I met Lloyd Ziff in the ’70s when he was a magazine design director for various Conde Nast publications and Rolling Stone, highly admired for his work art directing great photographers. Yet like some other art directors from the generation prior—Alexey Brodovitch, Henry Wolf, Art Kane, etc.—he eventually transformed his career from assigning pictures to making them. Starting in 1968, “Photography for me had become much more exciting than painting or drawing. I loved the magic of recording a moment in time. Much later I learned that I was recording a moment in my time,” he writes in his book DESIRE: Photographs of Patti Smith and Robert Mapplethorpe, 1968–1969 (the book was published last fall, and the final lot of signed copies is available here).
Fortunately, I have remained on Ziff’s mailing list for many years, which is how I learned that Ziff has an exhibition that opens tomorrow at Bergamot Station in Santa Monica’s Danziger Gallery featuring vintage photographs of Mapplethorpe and Smith, in addition to other NYC images.
“It was 1968. I had been friends with Robert at Pratt Institute, the art college in Brooklyn we had both graduated from a year earlier,” Ziff continues in the brief introduction. “I think we recognized something in each other that neither of us knew how to talk about then, maybe even to ourselves. We were both still living in Brooklyn near the school. Robert was living with Patti in a small apartment on Hall Street. They were always making paintings and drawings and sculptures, and their walls were covered with their work. They were both very beautiful. I had just started taking photographs.”

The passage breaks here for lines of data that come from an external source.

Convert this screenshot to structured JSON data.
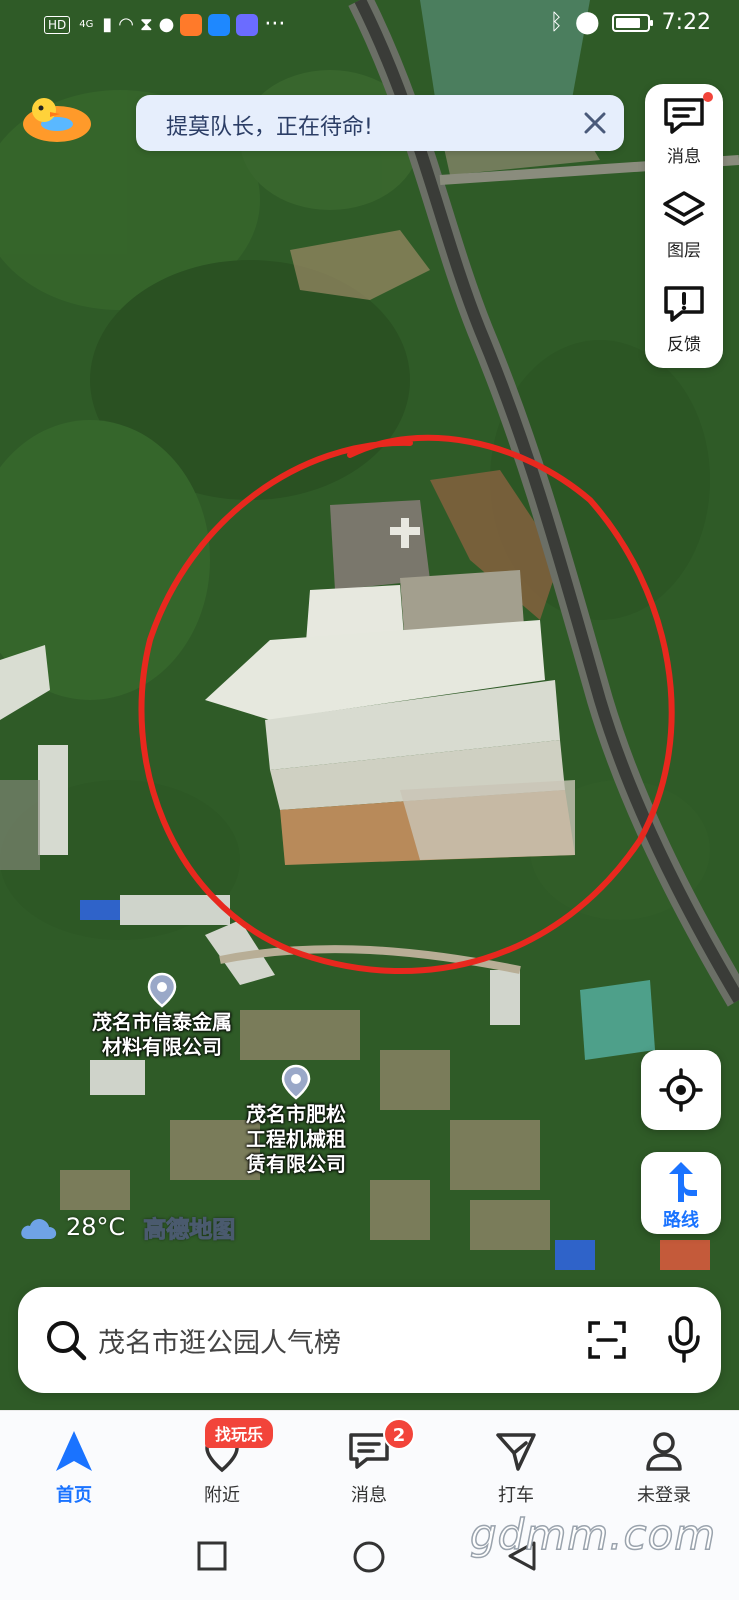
{
  "status_bar": {
    "network_chip": "HD",
    "network_type": "4G",
    "time": "7:22",
    "more": "···"
  },
  "banner": {
    "text": "提莫队长，正在待命!"
  },
  "tools": {
    "message_label": "消息",
    "layers_label": "图层",
    "feedback_label": "反馈"
  },
  "map": {
    "pois": [
      {
        "line1": "茂名市信泰金属",
        "line2": "材料有限公司"
      },
      {
        "line1": "茂名市肥松",
        "line2": "工程机械租",
        "line3": "赁有限公司"
      }
    ],
    "weather": "28°C",
    "brand": "高德地图"
  },
  "route_button": {
    "label": "路线"
  },
  "search": {
    "placeholder": "茂名市逛公园人气榜"
  },
  "bottom_nav": {
    "items": [
      {
        "label": "首页"
      },
      {
        "label": "附近"
      },
      {
        "label": "消息"
      },
      {
        "label": "打车"
      },
      {
        "label": "未登录"
      }
    ],
    "nearby_tag": "找玩乐",
    "message_badge": "2"
  },
  "watermark": "gdmm.com",
  "colors": {
    "accent": "#1a73ff",
    "alert": "#f2443a",
    "annotation": "#e8281e"
  }
}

It was around this time that I worked with Patti for a brief period at Rock magazine on lower Seventh Avenue. I had no idea that she was doing artwork or was living with Mapplethorpe until years later. So, Ziff’s images are indeed important reveals in the lives of these two “kids.”
A year later Ziff moved to the Village, Smith and Mapplethorpe to the Chelsea Hotel. Ziff asked Mapplethorpe if he could come over to their place and make some portraits of them, and he agreed. “The one contact sheet from that shoot [in the book] shows that I had so little money then I could only afford one roll of film,” Ziff adds.
Later, “[Mapplethorpe] asked me if I would shoot some nude pictures of himself and Patti for a project he was thinking of doing. Patti writes about this in her book Just Kids: She says he wanted to make an animated film depicting them in ‘a tantric Garden of Eden.’ We knew each other well enough to totally trust each other. Nobody was embarrassed or uptight. They just came over to my little apartment, we hooked a spotlight to a chair, and I shot the pictures that Robert wanted of himself, standing, sitting, kneeling, praying blindfolded, and then of Patti doing the same. I believe I gave Robert a contact sheet and made some small prints for him. And then, as Patti also writes in her book, Robert lost interest in making the film and nothing ever happened with the pictures.”
Interestingly, Ziff bookends the photos with noir-ish black-and-white New York City street images that are meant to contextualize his own art at the time that Smith and Mapplethorpe were beginning to evolve into their own. It is overall a very satisfying document of Ziff’s times.